|EKS CPU allocatable||The amount of allocatable CPU on the Fargate compute resource, in cores||Resource: Other||Kubernetes Metrics Server|
You should monitor CPU utilization to ensure that any spikes in your workload won’t breach your defined CPU limits. If you create an alert that triggers when your tasks or pods consume more than 90 percent of available CPU, you can prevent throttling, which could slow down your application.
You can also alert on low CPU utilization to reduce costs. If it’s consistently below 50 percent, you should consider revising your task definition or container spec to decrease the number of CPU units you’re specifying, which can help you avoid paying for unused resources.
Cluster state metrics convey how busy your cluster is and help you monitor the lifecycle of your tasks and pods. You can use the following metrics to monitor your cluster’s performance and resource utilization, and to spot any workloads that should be running but aren’t.
|ECS current task count||The number of tasks in the cluster currently in the desired, running, or pending state||Other||ECS Container Insights|
|ECS service count||The number of services currently running in the cluster||Other||ECS Container Insights|
|EKS current pod count||The number of currently available pods in the Deployment||Other||kube-state-metrics|
|EKS desired pod count||The number of desired pods in the Deployment||Other||kube-state-metrics|
AWS enforces a quota that limits the number of tasks and pods you can run concurrently: the number of ECS tasks you’re running on Fargate plus the number of EKS pods you’re running on Fargate can’t exceed 100 per region. You should create an alert to notify you if the combined count of Fargate tasks (ECS) and pods (EKS) approaches this limit so you can evaluate your need for new and existing workloads and avoid errors launching new pods.
Fargate is elastic, and it will provision a compute resource to run any new task or pod you launch. But there are some circumstances that could prevent Fargate from launching your desired tasks or pods.
If you have an error in the YAML file that defines your pod, for example, EKS will return an error and your pod won’t be created. Comparing the desired counts of your tasks or pods against the current count lets you spot any disparities before they affect the functionality of your application. For more information about monitoring the state of your clusters—and for an exploration of even more key metrics—see our blog posts on monitoring ECS and EKS.

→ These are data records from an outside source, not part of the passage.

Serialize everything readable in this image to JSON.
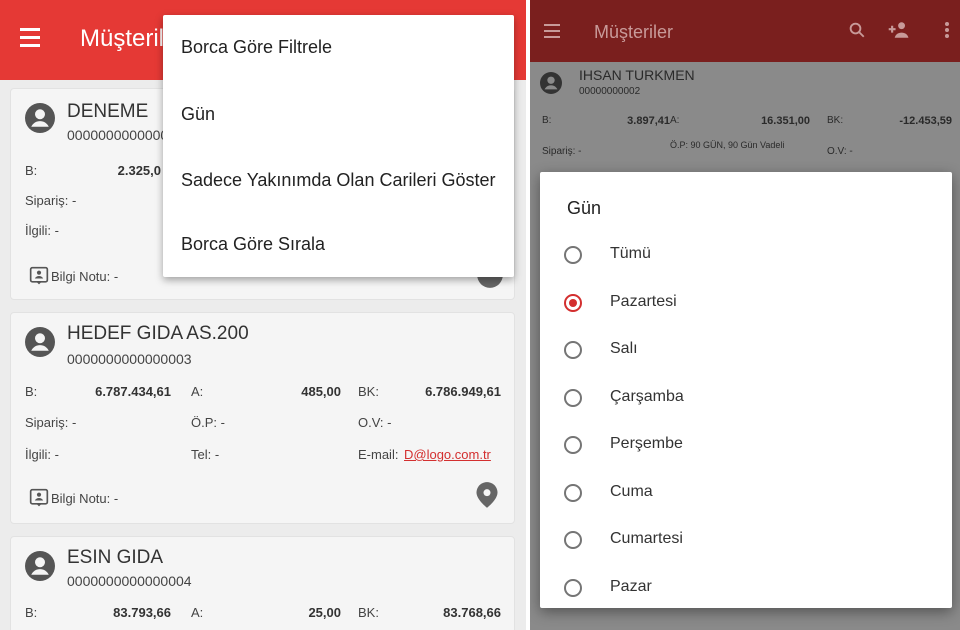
{
  "left": {
    "appbar": {
      "title": "Müşteriler"
    },
    "popup_menu": {
      "items": [
        {
          "label": "Borca Göre Filtrele"
        },
        {
          "label": "Gün"
        },
        {
          "label": "Sadece Yakınımda Olan Carileri Göster"
        },
        {
          "label": "Borca Göre Sırala"
        }
      ]
    },
    "cards": [
      {
        "name": "DENEME",
        "code": "0000000000000",
        "b_label": "B:",
        "b_value": "2.325,0",
        "siparis": "Sipariş: -",
        "ilgili": "İlgili: -",
        "note": "Bilgi Notu: -"
      },
      {
        "name": "HEDEF GIDA AS.200",
        "code": "0000000000000003",
        "b_label": "B:",
        "b_value": "6.787.434,61",
        "a_label": "A:",
        "a_value": "485,00",
        "bk_label": "BK:",
        "bk_value": "6.786.949,61",
        "siparis": "Sipariş: -",
        "op": "Ö.P: -",
        "ov": "O.V: -",
        "ilgili": "İlgili: -",
        "tel": "Tel: -",
        "email_label": "E-mail:",
        "email": "D@logo.com.tr",
        "note": "Bilgi Notu: -"
      },
      {
        "name": "ESIN GIDA",
        "code": "0000000000000004",
        "b_label": "B:",
        "b_value": "83.793,66",
        "a_label": "A:",
        "a_value": "25,00",
        "bk_label": "BK:",
        "bk_value": "83.768,66"
      }
    ]
  },
  "right": {
    "appbar": {
      "title": "Müşteriler"
    },
    "card": {
      "name": "IHSAN TURKMEN",
      "code": "00000000002",
      "b_label": "B:",
      "b_value": "3.897,41",
      "a_label": "A:",
      "a_value": "16.351,00",
      "bk_label": "BK:",
      "bk_value": "-12.453,59",
      "siparis": "Sipariş: -",
      "op": "Ö.P: 90 GÜN, 90 Gün Vadeli",
      "ov": "O.V: -"
    },
    "dialog": {
      "title": "Gün",
      "selected": "Pazartesi",
      "options": [
        {
          "label": "Tümü"
        },
        {
          "label": "Pazartesi"
        },
        {
          "label": "Salı"
        },
        {
          "label": "Çarşamba"
        },
        {
          "label": "Perşembe"
        },
        {
          "label": "Cuma"
        },
        {
          "label": "Cumartesi"
        },
        {
          "label": "Pazar"
        }
      ]
    }
  },
  "colors": {
    "primary": "#e53935",
    "primary_dimmed": "#7a1f1e",
    "accent": "#d32f2f",
    "card_bg": "#f5f5f5"
  },
  "icons": [
    "menu-icon",
    "person-icon",
    "note-icon",
    "location-pin-icon",
    "search-icon",
    "add-person-icon",
    "more-vert-icon"
  ]
}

The metrics that we’ve presented in the previous sections provide visibility into the performance, activity, and resource utilization of your Fargate-backed cluster. To fully understand your Fargate metrics, you also need to monitor the applications that back the services that your cluster makes available (e.g., NGINX, Redis, and PostgreSQL), as well as the performance of your cluster’s storage and network.
Both ECS and EKS support Amazon EFS for persistent storage. You can collect EFS metrics for visibility into your containers’ storage activity. See the AWS documentation for more information about using EFS with ECS and EKS.
Both ECS and EKS emit network metrics so you can monitor the number of bytes transmitted and received. For a deeper look at your cluster’s networking, you can also use VPC Flow Logs. When Fargate launches a compute resource from its fleet, it attaches an elastic network interface (ENI) that handles your workload’s network traffic—e.g., pulling container images and receiving requests to your service. This ENI exists in your VPC, so you can optionally use VPC Flow Logs to collect and query data about its networking activity. See the AWS documentation for more information about using VPC Flow Logs with ECS and EKS.
In this post, we’ve shown you the key metrics you need to monitor to fully understand the health and performance of your Fargate cluster. For more information, see our blog posts about monitoring ECS and EKS applications. Coming up in Part 2, we’ll look at some of the tools you can use to collect and analyze Fargate metrics and logs.
We would like to thank Jonah Jones at AWS and Kyle Allen at CBT Nuggets for their technical review of this post.